Earlier this month, Daryl Frese wrote to me with an interesting story about a snake that kept coming for a visit.
We live near San Antonio, Texas. We have water gardens and fish ponds and have had garter snakes for the last few years that would show up at feeding time for the fish. We have always had fun watching them eat and learning their different personalities. This year, we have one that seemed a little bit more comfortable binging around us. After a few weeks of it coming closer and closer to us, my wife decided to put some food in her hand and see what would happen, and sure enough it came up and took the food out of her hand.
Is it OK to keep feeding her this way? We have started digging up earthworms and letting her (him) have a treat. She shows up about every three days, comes over to my wife and begs for dinner.
I wrote back to say that I couldn’t see any harm in it. While conventional wisdom is that feeding wild animals is a bad idea, I suspect that’s because there are real dangers for both animal and people alike when certain species get acclimated. An animal that becomes used to human contact can be dangerous if it’s a predator, but more generally is less able to fend for itself. I don’t think a wild snake’s ability to survive is going to be impeded by being hand-fed by humans every now and then.
Things got more interesting when Daryl sent along a couple of photos of said snake begging for food (note the finger the snake is chewing on in the second photo).
Because that’s a Red-striped Ribbon Snake, Thamnophis proximus orarius, one of six subspecies of Western Ribbon Snake, and that snake is doing what I don’t normally expect ribbon snakes to do. As I’ve written before, ribbon snakes are not necessarily the tamest snakes out there. They’re certainly active and inquisitive, but normally nervous. Of course, as I went on to say in that article, I had my own experience with a calm Northern Ribbon Snake (Thamnophis sauritus septentrionalis) and her babies, which challenged my expectations of how ribbon snakes behaved.
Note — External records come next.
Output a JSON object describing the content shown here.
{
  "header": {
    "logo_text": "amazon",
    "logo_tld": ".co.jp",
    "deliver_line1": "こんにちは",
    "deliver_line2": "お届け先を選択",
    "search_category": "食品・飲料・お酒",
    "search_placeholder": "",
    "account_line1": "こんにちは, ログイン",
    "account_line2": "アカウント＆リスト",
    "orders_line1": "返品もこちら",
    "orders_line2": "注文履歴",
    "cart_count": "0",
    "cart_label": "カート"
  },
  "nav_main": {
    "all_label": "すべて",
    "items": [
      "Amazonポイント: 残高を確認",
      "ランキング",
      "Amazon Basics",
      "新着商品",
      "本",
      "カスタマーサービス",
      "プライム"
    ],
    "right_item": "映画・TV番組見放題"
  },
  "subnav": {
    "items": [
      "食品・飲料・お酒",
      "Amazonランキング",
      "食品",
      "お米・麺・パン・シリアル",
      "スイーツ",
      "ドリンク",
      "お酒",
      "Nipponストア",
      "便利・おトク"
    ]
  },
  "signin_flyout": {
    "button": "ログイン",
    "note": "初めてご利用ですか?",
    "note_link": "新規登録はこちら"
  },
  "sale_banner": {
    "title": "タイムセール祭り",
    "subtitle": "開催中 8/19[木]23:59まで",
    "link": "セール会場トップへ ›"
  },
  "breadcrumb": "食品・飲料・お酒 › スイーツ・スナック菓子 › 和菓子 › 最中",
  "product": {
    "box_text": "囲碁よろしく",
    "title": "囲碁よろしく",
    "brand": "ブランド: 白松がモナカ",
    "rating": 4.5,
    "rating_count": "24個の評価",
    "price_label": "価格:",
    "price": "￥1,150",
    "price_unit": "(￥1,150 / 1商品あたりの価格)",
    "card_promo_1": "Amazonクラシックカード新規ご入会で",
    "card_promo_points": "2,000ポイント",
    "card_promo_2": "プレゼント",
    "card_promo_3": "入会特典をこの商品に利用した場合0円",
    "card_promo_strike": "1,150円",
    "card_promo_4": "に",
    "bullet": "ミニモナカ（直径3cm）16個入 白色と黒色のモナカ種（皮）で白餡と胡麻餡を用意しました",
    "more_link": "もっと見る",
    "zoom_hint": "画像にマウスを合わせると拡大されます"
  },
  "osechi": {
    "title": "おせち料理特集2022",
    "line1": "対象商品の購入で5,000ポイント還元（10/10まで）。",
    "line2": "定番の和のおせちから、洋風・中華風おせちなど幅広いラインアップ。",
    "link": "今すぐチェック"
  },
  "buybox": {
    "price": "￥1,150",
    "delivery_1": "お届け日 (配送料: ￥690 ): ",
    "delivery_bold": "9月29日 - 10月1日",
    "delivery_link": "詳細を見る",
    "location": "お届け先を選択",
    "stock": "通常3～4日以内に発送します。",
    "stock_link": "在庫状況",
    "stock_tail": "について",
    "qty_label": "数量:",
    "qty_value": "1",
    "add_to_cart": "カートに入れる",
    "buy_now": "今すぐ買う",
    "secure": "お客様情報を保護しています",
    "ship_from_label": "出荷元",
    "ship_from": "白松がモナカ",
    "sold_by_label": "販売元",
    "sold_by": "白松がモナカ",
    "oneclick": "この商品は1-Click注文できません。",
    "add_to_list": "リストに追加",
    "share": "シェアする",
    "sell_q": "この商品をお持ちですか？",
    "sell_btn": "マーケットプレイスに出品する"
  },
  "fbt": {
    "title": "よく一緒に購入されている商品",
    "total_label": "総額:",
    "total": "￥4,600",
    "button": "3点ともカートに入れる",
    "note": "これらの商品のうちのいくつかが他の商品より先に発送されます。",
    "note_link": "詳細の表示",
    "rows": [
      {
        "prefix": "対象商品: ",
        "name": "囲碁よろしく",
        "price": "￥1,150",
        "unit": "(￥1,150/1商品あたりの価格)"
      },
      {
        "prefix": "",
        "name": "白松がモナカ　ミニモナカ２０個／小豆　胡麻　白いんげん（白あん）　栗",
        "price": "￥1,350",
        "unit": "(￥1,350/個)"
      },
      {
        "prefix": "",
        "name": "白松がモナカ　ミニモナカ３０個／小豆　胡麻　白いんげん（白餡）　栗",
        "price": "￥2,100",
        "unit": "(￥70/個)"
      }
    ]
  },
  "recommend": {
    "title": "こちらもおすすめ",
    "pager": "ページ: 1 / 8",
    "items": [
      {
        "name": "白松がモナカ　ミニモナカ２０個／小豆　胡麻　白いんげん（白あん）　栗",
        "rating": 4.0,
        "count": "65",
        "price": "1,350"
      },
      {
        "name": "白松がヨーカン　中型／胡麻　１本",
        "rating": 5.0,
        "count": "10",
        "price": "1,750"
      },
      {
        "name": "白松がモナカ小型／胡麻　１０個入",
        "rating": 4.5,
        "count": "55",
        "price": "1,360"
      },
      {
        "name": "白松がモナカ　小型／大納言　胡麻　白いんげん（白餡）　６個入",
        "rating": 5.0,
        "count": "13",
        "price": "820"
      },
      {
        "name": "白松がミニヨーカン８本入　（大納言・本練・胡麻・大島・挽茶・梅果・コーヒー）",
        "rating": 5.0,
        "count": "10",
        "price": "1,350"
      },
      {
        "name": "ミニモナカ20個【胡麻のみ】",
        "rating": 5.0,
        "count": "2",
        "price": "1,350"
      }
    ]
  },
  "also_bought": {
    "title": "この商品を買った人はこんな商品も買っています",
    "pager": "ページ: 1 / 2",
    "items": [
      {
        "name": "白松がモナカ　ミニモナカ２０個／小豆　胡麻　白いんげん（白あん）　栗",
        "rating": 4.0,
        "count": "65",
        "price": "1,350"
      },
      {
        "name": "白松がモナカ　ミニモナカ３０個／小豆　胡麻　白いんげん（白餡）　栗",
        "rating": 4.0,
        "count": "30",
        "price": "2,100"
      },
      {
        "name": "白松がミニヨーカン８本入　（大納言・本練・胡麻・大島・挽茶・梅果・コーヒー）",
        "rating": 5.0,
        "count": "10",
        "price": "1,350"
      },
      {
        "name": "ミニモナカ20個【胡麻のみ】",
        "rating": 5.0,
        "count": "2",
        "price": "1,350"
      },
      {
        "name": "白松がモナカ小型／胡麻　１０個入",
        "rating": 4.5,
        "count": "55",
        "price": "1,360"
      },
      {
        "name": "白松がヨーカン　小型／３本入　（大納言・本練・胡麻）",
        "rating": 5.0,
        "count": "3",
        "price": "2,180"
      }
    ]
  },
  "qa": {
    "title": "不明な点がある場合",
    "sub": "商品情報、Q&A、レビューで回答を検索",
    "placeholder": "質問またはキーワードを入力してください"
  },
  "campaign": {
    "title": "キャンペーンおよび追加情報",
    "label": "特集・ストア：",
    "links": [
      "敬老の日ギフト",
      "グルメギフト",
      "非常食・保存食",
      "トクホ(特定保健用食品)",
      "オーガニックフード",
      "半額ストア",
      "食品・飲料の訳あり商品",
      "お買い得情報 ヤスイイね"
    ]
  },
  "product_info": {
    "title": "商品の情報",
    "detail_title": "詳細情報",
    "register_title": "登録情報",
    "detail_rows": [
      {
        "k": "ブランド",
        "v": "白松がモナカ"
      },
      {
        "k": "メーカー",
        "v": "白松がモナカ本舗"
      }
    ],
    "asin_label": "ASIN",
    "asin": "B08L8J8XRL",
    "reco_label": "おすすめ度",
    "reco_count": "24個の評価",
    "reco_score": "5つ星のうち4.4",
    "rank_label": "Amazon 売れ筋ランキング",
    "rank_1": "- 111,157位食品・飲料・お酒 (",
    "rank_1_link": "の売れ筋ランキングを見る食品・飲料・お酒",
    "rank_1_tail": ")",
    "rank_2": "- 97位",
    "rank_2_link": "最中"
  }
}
A wild ribbon snake that is so accustomed to the presence of people that it can take food from a person’s hands also challenges those expectations. (The fact that the snake is, in the second photo, biting the hand that feeds it does not matter: I’ve seen plenty of bites like that from tame, but ravenous, snakes in my care. A nervous wild ribbon snake would be more likely to thrash and musk than to try to eat your finger.)
The other thing that surprised me was that the snake was being fed earthworms, which I didn’t think ribbon snakes ate; I thought they specialized in amphibians and fish. So I checked my books. Alan Tennant mentions foraging for earthworms on land in his listing for Red-striped Ribbon Snakes in his field guides,1 but he’s the only one. In an article published in the Texas Journal of Science in 1954,2 M. J. Fouquette, Jr., found that in Texas, amphibians made up 82 percent of the Western Ribbon Snake’s diet; neither Ernst and Ernst (2003) nor Rossman, Ford and Seigel (1996), who cite Fouquette’s article, mention earthworms as part of a ribbon snake’s diet. Nor, for that matter, do Rossi and Rossi (2005) or Werler and Dixon (2000). Ribbon snakes are widely seen as snakes with narrow prey preferences.3
But, as my late friend Mike Rankin would say, snakes don’t read books. Which makes Daryl’s backyard encounter with this Red-striped Ribbon Snake very interesting indeed, on several levels.
- In Tennant (1998), p. 78, and Tennant and Bartlett (2000), p. 122.
- Here is the reference, though I have not seen it: Fouquette, M. J., Jr. (1954). Food competition among four sympatric species of garter snakes, genus Thamnophis. Texas J. Sci 6:172-189.
- With regard to Eastern Ribbon Snakes, Thamnophis sauritus, Rossman, Ford and Seigel (1996) report that earthworms were refused in one study; Rossi and Rossi (2005) say that earthworms “are not thought to be taken by most populations of this snake” (p. 389).
Ernst, Carl H. and Evelyn M. Ernst. 2003. Snakes of the United States and Canada. Washington and London: Smithsonian Books.
Rossi, John V. and Roxanne Rossi. 2005. Snakes of the United States and Canada: Natural History and Care in Captivity. Malabar FL: Krieger.
Rossman, Douglas A., Neil B. Ford and Richard A. Seigel. 1996. The Garter Snakes: Evolution and Ecology. Norman and London: University of Oklahoma Press.
Tennant, Alan 1998. A Field Guide to Texas Snakes, 2nd. ed. Houston: Gulf.
——— and R. D. Bartlett. 2000. Snakes of North America: Eastern and Central Regions. Houston: Gulf.
Werler, John E. and James R. Dixon. 2000. Texas Snakes: Identification, Distribution, and Natural History. Austin: University of Texas Press.